------ Provided records ------

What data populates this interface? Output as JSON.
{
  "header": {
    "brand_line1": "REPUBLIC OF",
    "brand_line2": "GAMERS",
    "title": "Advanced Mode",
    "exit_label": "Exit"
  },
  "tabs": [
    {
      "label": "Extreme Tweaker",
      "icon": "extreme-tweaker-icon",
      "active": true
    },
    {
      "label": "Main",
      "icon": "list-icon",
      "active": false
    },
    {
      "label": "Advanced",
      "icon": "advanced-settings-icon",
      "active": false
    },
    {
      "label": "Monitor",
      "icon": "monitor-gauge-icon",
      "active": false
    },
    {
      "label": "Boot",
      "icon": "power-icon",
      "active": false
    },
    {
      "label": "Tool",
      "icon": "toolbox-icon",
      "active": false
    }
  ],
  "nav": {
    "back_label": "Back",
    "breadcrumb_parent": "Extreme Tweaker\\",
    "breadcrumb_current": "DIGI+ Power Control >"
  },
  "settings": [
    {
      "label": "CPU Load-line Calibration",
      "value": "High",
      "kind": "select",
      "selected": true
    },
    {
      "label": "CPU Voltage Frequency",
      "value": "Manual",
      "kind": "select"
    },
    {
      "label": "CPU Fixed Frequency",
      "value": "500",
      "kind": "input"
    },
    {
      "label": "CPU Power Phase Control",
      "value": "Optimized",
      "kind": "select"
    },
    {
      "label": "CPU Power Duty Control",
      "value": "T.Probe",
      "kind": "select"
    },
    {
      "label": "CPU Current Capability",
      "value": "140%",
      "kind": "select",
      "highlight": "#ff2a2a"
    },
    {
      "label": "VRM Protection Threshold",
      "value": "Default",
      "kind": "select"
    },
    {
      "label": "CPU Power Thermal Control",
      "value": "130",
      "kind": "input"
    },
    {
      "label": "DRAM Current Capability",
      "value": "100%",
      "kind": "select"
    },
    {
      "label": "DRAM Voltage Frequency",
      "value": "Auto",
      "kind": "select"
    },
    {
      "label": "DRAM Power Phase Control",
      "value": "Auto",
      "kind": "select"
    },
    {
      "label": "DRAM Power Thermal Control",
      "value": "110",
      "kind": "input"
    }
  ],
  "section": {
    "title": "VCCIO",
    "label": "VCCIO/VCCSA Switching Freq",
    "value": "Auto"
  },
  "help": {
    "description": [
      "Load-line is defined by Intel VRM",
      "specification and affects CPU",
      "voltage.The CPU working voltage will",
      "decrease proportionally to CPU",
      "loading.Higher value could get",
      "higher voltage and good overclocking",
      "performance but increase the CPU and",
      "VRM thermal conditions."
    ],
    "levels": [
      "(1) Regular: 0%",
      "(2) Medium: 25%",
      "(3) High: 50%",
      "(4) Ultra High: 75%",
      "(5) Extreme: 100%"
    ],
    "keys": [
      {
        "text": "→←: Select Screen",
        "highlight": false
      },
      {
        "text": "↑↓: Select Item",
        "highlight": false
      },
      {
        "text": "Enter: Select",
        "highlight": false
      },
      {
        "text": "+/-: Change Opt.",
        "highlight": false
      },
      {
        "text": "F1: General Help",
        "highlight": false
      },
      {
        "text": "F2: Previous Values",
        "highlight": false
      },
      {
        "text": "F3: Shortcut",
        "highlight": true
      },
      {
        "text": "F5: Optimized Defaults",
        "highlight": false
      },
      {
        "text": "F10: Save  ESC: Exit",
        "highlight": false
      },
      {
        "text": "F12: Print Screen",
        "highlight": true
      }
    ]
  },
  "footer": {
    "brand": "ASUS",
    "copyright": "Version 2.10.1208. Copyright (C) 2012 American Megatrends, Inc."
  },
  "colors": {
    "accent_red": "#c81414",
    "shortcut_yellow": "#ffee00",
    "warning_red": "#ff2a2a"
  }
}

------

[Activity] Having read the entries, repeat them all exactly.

[Result of the task]
What data populates this interface? Output as JSON.
{
  "header": {
    "brand_line1": "REPUBLIC OF",
    "brand_line2": "GAMERS",
    "title": "Advanced Mode",
    "exit_label": "Exit"
  },
  "tabs": [
    {
      "label": "Extreme Tweaker",
      "icon": "extreme-tweaker-icon",
      "active": true
    },
    {
      "label": "Main",
      "icon": "list-icon",
      "active": false
    },
    {
      "label": "Advanced",
      "icon": "advanced-settings-icon",
      "active": false
    },
    {
      "label": "Monitor",
      "icon": "monitor-gauge-icon",
      "active": false
    },
    {
      "label": "Boot",
      "icon": "power-icon",
      "active": false
    },
    {
      "label": "Tool",
      "icon": "toolbox-icon",
      "active": false
    }
  ],
  "nav": {
    "back_label": "Back",
    "breadcrumb_parent": "Extreme Tweaker\\",
    "breadcrumb_current": "DIGI+ Power Control >"
  },
  "settings": [
    {
      "label": "CPU Load-line Calibration",
      "value": "High",
      "kind": "select",
      "selected": true
    },
    {
      "label": "CPU Voltage Frequency",
      "value": "Manual",
      "kind": "select"
    },
    {
      "label": "CPU Fixed Frequency",
      "value": "500",
      "kind": "input"
    },
    {
      "label": "CPU Power Phase Control",
      "value": "Optimized",
      "kind": "select"
    },
    {
      "label": "CPU Power Duty Control",
      "value": "T.Probe",
      "kind": "select"
    },
    {
      "label": "CPU Current Capability",
      "value": "140%",
      "kind": "select",
      "highlight": "#ff2a2a"
    },
    {
      "label": "VRM Protection Threshold",
      "value": "Default",
      "kind": "select"
    },
    {
      "label": "CPU Power Thermal Control",
      "value": "130",
      "kind": "input"
    },
    {
      "label": "DRAM Current Capability",
      "value": "100%",
      "kind": "select"
    },
    {
      "label": "DRAM Voltage Frequency",
      "value": "Auto",
      "kind": "select"
    },
    {
      "label": "DRAM Power Phase Control",
      "value": "Auto",
      "kind": "select"
    },
    {
      "label": "DRAM Power Thermal Control",
      "value": "110",
      "kind": "input"
    }
  ],
  "section": {
    "title": "VCCIO",
    "label": "VCCIO/VCCSA Switching Freq",
    "value": "Auto"
  },
  "help": {
    "description": [
      "Load-line is defined by Intel VRM",
      "specification and affects CPU",
      "voltage.The CPU working voltage will",
      "decrease proportionally to CPU",
      "loading.Higher value could get",
      "higher voltage and good overclocking",
      "performance but increase the CPU and",
      "VRM thermal conditions."
    ],
    "levels": [
      "(1) Regular: 0%",
      "(2) Medium: 25%",
      "(3) High: 50%",
      "(4) Ultra High: 75%",
      "(5) Extreme: 100%"
    ],
    "keys": [
      {
        "text": "→←: Select Screen",
        "highlight": false
      },
      {
        "text": "↑↓: Select Item",
        "highlight": false
      },
      {
        "text": "Enter: Select",
        "highlight": false
      },
      {
        "text": "+/-: Change Opt.",
        "highlight": false
      },
      {
        "text": "F1: General Help",
        "highlight": false
      },
      {
        "text": "F2: Previous Values",
        "highlight": false
      },
      {
        "text": "F3: Shortcut",
        "highlight": true
      },
      {
        "text": "F5: Optimized Defaults",
        "highlight": false
      },
      {
        "text": "F10: Save  ESC: Exit",
        "highlight": false
      },
      {
        "text": "F12: Print Screen",
        "highlight": true
      }
    ]
  },
  "footer": {
    "brand": "ASUS",
    "copyright": "Version 2.10.1208. Copyright (C) 2012 American Megatrends, Inc."
  },
  "colors": {
    "accent_red": "#c81414",
    "shortcut_yellow": "#ffee00",
    "warning_red": "#ff2a2a"
  }
}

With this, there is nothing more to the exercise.